Beyond Donald Trump, Capitol Hill finds itself consumed by the vacancy left by Antonin Scalia. Democrats insist President Obama’s eventual nomination should be considered by the Senate. Senate Republicans rebut saying that a vote should not happen until the next presidential term. That would be the longest, by nearly a factor of three, the Supreme Court has had a vacant seat.
The New York Times put together a graphic article exploring the timeline of Supreme Court nominations: when the seat became vacant; when the successor was nominated; and whether the nominee was accepted or rejected.
What I really enjoy is the reversed convention of a timeline. I have made timelines myself on a few occasions and placed recent events at the top, as like here, or to the left in a horizontal format. The idea being recent data and history is more relevant than distant historic information. But placing the relevant data at the bottom or far right makes it more difficult to access.
The timeline bit I like also finds itself in the representation of presidential terms, which the designers chose to display as a countdown from four years from left-to-right. That works very well given the narrative.
And it goes without saying that the annotations add invaluable context.
Overall, a very solid piece.
Credit for the piece goes to Gregor Aisch, Josh Keller, K.K. Rebecca Lai, and Karen Yourish.
Last week the Supreme Court ruled in favour of the Affordable Care Act, better known colloquially as Obamacare, and said that the federal tax subsidies are, in fact, constitutional. But, this piece is not so much about that one individual ruling, but rather the surprising trend of the recent Roberts’ court terms to skew liberal instead of the expected conservative. In this Upshot piece from the New York Times, an interactive graphic backs up the article explaining just what has been going on in the Supreme Court.
Credit for the piece goes to Alicia Parlapiano, Adam Liptak, and Jeremy Bowers.
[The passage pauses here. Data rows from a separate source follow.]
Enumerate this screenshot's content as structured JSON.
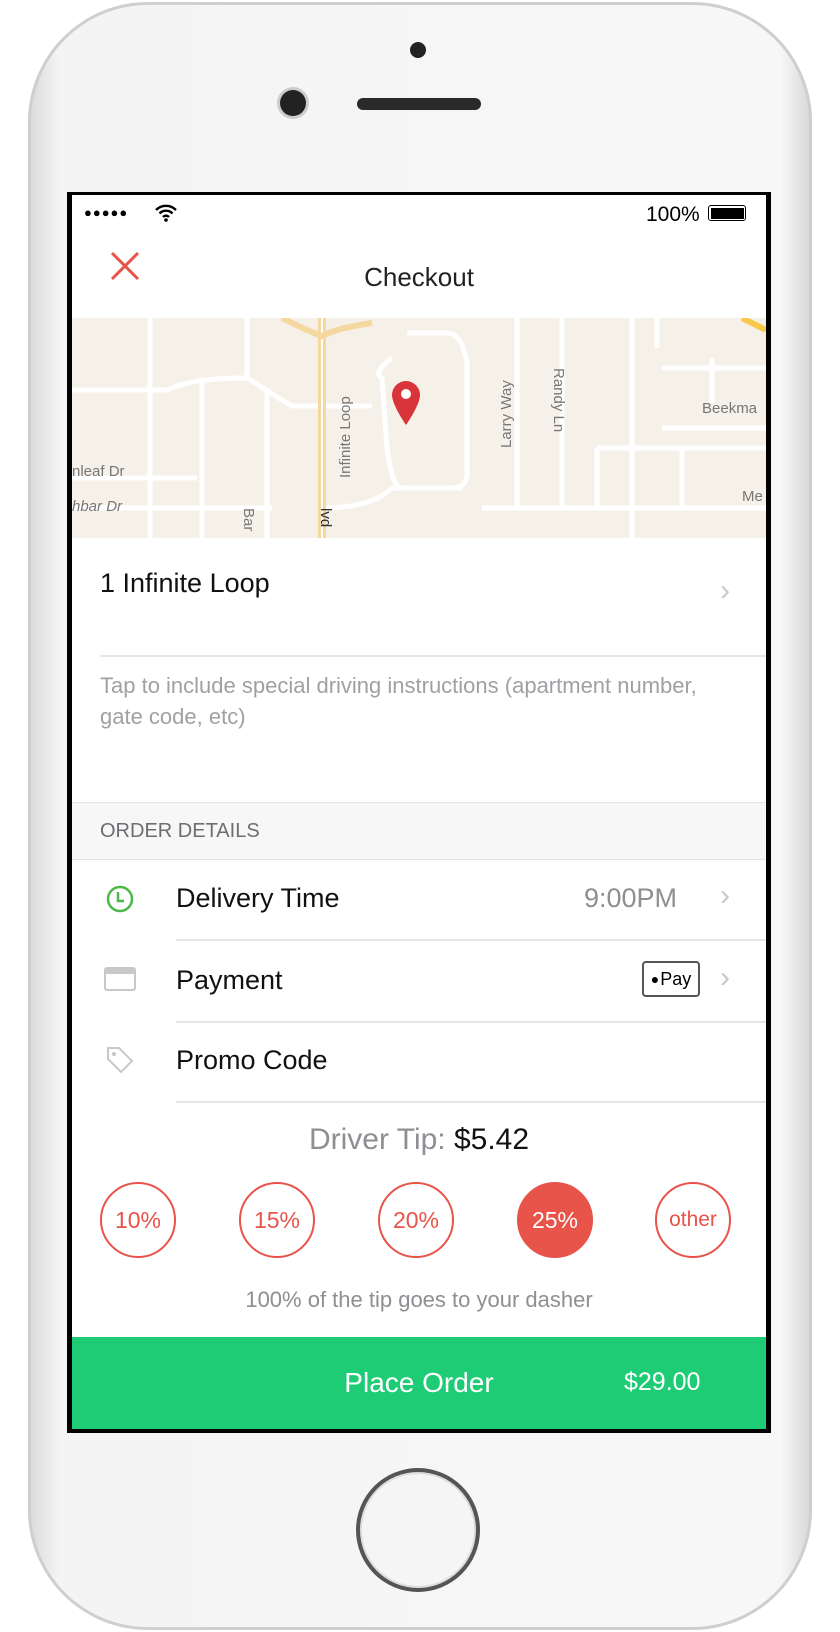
{
  "status_bar": {
    "battery": "100%",
    "signal_icon": "signal-dots-icon",
    "wifi_icon": "wifi-icon",
    "battery_icon": "battery-icon"
  },
  "nav": {
    "title": "Checkout",
    "close_icon": "close-icon"
  },
  "map": {
    "labels": [
      "Infinite Loop",
      "Larry Way",
      "Randy Ln",
      "Beekma",
      "nleaf Dr",
      "hbar Dr",
      "Bar",
      "lvd",
      "Me"
    ],
    "pin_icon": "map-pin-icon"
  },
  "address": {
    "line": "1 Infinite Loop",
    "instructions_placeholder": "Tap to include special driving instructions (apartment number, gate code, etc)"
  },
  "order_details": {
    "header": "ORDER DETAILS",
    "rows": [
      {
        "label": "Delivery Time",
        "value": "9:00PM",
        "icon": "clock-icon"
      },
      {
        "label": "Payment",
        "value": "Pay",
        "icon": "credit-card-icon"
      },
      {
        "label": "Promo Code",
        "icon": "tag-icon"
      }
    ]
  },
  "tip": {
    "label": "Driver Tip:",
    "amount": "$5.42",
    "options": [
      "10%",
      "15%",
      "20%",
      "25%",
      "other"
    ],
    "selected": "25%",
    "note": "100% of the tip goes to your dasher"
  },
  "place_order": {
    "label": "Place Order",
    "total": "$29.00"
  },
  "colors": {
    "accent_red": "#e8534a",
    "green": "#1fcc76",
    "clock_green": "#4cb848"
  }
}
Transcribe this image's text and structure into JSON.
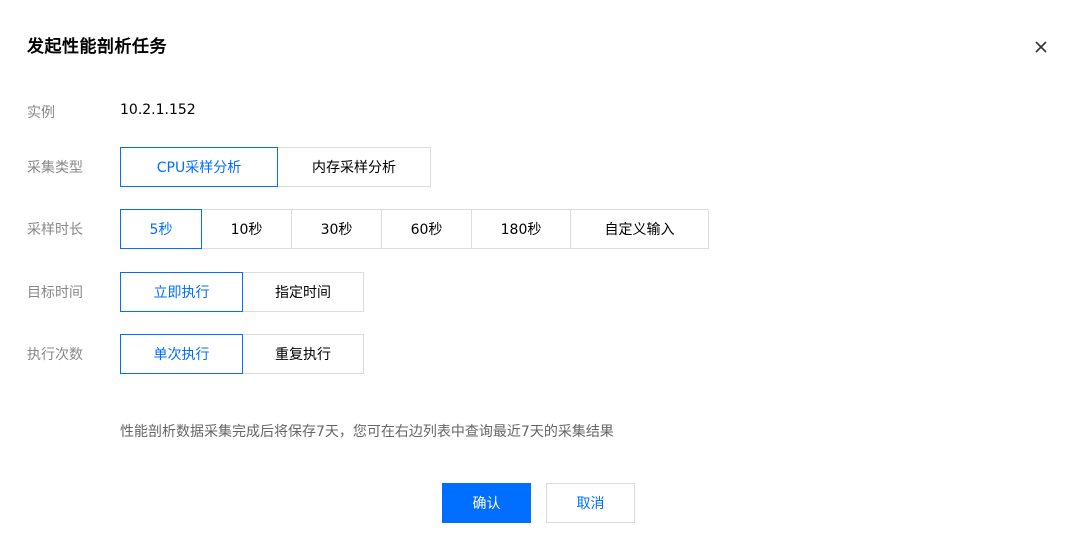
{
  "dialog": {
    "title": "发起性能剖析任务",
    "close_icon": "close-icon"
  },
  "instance": {
    "label": "实例",
    "value": "10.2.1.152"
  },
  "collect_type": {
    "label": "采集类型",
    "options": [
      "CPU采样分析",
      "内存采样分析"
    ],
    "selected": "CPU采样分析"
  },
  "duration": {
    "label": "采样时长",
    "options": [
      "5秒",
      "10秒",
      "30秒",
      "60秒",
      "180秒",
      "自定义输入"
    ],
    "selected": "5秒"
  },
  "target_time": {
    "label": "目标时间",
    "options": [
      "立即执行",
      "指定时间"
    ],
    "selected": "立即执行"
  },
  "exec_count": {
    "label": "执行次数",
    "options": [
      "单次执行",
      "重复执行"
    ],
    "selected": "单次执行"
  },
  "hint": "性能剖析数据采集完成后将保存7天，您可在右边列表中查询最近7天的采集结果",
  "footer": {
    "confirm_label": "确认",
    "cancel_label": "取消"
  },
  "colors": {
    "accent": "#006eff",
    "border": "#dcdcdc",
    "label": "#888888"
  }
}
Last Thursday we looked at the impact of potential outcomes by an expected Supreme Court ruling on two gar marriage cases. (We’re still waiting, probably until this Thursday, though it could be today.) Today, we look at the impact of potential outcomes of another big case before the Court, the Voting Rights Act. Broadly (and quickly), Shelby County, Alabama is challenging the federal government, which according to the act, must approve any changes to electoral law in those places that have had problems in their history of disenfranchising black citizens (and more recently non-English speaking citizens, i.e. Hispanics). The act was renewed for 25 years by President Bush back in 2006.
The New York Times explains through interactive maps first the geographic scope of this federal approval. As one might expect, it significantly impacts southern states. But the rules used to determine that coverage are decades old.
But if the current process must change, several different metrics by which alternative coverage could be determined would offer different coverage. The New York Times allows user to see those different metrics, and then adjust filters to fine tune those areas covered. A nice feature for all of these views is the ability to show/hide those areas under the current coverage.
Credit for the piece goes to the New York Times graphics department.
The Supreme Court issues its rulings usually on, if I recall, Mondays and Thursday. And you know what today is, right? One of the last Thursday sessions of the current sitting. So…if not this week then next week the Supreme Court will (likely) rule on several big, hairy, tangly cases. One of those issues, but two of the cases, is same sex marriage. Specifically, a ruling on California’s Proposition 8 and another on the Defence of Marriage Act.
Thankfully, the Washington Post has a great interactive piece that attempts to simplify and explain just how the possible rulings on each of the two cases would impact same sex marriages in all fifty states. Click around and read the explanations to see just how complicated the cases are, especially Prop 8.
Credit for the piece goes to Masuma Ahuja, Robert Barnes, and Emily Chow.